THE RECORDS:
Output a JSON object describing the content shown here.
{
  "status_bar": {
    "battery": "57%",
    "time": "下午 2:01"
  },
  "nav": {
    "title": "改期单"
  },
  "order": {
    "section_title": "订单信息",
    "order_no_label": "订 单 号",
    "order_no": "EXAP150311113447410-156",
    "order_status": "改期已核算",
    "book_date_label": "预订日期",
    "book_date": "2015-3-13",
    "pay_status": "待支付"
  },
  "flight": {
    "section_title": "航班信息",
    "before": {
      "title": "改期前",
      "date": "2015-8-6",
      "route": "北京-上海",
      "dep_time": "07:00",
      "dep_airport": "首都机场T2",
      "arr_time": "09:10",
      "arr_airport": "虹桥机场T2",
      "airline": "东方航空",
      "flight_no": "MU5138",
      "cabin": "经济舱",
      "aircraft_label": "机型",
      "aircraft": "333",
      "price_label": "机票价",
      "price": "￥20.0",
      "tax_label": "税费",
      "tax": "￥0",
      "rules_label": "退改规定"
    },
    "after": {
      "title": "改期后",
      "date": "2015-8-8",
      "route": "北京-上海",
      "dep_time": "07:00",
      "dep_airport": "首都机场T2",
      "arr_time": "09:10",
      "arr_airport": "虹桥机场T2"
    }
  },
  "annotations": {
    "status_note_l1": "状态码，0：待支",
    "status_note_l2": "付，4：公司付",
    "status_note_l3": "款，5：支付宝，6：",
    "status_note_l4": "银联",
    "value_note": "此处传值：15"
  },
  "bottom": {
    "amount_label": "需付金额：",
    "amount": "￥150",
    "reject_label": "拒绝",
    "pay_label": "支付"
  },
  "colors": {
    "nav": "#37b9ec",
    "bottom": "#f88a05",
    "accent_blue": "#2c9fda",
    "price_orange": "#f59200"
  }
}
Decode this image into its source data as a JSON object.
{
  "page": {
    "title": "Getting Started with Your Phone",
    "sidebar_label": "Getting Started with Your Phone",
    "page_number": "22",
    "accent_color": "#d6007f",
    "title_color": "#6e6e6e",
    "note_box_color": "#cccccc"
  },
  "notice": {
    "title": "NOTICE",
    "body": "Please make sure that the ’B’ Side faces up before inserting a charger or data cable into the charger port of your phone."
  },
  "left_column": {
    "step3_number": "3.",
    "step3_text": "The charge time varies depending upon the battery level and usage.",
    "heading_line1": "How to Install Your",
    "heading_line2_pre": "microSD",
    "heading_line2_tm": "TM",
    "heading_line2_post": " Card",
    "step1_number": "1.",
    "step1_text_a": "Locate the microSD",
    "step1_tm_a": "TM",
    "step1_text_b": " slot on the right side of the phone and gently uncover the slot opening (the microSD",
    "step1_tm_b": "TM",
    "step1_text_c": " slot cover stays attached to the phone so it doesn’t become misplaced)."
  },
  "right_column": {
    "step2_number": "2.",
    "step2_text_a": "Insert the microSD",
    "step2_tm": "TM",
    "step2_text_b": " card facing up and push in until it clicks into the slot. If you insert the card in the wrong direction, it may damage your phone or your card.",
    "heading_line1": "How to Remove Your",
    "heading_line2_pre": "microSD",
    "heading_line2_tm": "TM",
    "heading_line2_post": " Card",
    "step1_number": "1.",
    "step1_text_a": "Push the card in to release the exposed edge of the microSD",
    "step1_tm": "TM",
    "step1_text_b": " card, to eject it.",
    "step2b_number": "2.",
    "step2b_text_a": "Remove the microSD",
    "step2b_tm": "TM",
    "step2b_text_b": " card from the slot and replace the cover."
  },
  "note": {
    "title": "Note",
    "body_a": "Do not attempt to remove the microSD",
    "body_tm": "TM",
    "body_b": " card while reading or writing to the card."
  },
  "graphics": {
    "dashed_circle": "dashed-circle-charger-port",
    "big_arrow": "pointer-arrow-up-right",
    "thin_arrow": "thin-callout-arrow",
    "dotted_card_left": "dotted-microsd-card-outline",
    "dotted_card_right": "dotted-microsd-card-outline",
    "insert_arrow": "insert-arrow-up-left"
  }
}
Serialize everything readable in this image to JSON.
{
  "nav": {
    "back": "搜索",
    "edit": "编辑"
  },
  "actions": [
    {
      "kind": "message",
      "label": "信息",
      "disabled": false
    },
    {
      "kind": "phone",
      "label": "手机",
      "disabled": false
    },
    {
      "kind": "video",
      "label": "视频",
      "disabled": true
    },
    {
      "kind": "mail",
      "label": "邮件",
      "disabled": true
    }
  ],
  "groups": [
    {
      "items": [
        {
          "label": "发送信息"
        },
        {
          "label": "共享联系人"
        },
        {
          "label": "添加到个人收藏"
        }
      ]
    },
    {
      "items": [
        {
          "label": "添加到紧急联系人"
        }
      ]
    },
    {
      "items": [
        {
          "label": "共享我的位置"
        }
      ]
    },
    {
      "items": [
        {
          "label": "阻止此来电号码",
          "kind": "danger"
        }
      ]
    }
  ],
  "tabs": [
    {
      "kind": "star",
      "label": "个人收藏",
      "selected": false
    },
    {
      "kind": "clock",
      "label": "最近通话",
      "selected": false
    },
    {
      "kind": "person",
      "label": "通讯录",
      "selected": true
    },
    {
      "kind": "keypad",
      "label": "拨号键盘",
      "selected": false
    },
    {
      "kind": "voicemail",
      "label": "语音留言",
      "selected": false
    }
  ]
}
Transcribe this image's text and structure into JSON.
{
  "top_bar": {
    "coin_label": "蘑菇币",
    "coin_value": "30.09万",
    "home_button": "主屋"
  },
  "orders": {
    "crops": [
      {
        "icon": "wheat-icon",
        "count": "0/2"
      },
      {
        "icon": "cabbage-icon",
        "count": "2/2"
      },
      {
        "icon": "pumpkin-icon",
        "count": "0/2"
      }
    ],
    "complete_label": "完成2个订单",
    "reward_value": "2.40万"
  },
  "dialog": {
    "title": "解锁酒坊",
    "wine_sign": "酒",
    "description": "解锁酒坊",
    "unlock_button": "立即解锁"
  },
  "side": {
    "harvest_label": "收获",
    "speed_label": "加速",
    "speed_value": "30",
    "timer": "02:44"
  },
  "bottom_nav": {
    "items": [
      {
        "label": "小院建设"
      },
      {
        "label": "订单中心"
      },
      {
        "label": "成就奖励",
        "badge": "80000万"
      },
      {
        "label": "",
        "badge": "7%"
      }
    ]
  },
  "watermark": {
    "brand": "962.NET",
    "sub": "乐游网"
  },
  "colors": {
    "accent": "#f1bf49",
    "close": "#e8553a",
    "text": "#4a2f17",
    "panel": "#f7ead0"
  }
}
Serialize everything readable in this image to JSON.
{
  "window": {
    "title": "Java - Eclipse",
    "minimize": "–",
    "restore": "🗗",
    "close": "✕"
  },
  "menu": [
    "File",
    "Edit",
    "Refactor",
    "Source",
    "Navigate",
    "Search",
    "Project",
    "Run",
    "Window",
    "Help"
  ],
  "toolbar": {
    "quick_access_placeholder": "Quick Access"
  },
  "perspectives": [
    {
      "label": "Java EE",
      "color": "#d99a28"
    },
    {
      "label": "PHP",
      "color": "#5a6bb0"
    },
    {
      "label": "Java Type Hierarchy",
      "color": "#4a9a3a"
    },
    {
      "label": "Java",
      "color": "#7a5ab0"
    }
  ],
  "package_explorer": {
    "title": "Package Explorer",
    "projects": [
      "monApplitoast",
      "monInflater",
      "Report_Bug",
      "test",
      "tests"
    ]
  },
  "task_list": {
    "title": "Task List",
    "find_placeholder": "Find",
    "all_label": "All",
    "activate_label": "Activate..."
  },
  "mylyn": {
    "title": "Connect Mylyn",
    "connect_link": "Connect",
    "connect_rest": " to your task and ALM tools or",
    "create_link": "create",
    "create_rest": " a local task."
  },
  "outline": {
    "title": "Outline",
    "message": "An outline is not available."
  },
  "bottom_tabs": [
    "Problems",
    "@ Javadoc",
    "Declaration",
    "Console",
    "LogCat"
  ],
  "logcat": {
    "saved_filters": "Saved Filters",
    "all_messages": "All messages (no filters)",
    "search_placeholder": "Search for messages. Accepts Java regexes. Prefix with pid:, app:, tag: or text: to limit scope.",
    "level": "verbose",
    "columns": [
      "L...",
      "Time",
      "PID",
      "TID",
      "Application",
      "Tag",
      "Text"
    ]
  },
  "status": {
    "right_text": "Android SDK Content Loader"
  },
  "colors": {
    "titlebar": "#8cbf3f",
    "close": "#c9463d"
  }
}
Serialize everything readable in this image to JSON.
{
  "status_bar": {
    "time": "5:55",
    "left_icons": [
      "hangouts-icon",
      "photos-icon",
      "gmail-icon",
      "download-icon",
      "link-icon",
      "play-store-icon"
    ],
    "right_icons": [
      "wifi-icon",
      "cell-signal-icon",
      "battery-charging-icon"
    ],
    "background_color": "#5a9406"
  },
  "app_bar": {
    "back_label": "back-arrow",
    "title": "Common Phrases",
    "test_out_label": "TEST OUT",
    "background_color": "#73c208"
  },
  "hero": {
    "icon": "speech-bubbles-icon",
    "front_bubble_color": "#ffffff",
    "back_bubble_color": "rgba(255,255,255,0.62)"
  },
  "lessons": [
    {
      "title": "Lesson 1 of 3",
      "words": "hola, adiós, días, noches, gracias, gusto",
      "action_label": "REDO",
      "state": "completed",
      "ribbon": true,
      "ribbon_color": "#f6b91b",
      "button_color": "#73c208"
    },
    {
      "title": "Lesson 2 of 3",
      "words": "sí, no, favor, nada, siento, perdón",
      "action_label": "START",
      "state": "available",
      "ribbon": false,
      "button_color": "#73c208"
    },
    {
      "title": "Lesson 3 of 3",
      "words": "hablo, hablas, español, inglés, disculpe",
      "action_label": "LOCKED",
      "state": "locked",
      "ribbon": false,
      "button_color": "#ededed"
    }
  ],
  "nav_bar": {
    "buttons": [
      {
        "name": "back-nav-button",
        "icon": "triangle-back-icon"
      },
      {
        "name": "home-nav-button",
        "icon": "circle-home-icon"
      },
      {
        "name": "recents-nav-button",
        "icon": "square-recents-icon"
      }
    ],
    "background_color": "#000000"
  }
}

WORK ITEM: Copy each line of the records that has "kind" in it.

COMPLETED TASK:
      "kind": "message",
      "kind": "phone",
      "kind": "video",
      "kind": "mail",
          "kind": "danger"
      "kind": "star",
      "kind": "clock",
      "kind": "person",
      "kind": "keypad",
      "kind": "voicemail",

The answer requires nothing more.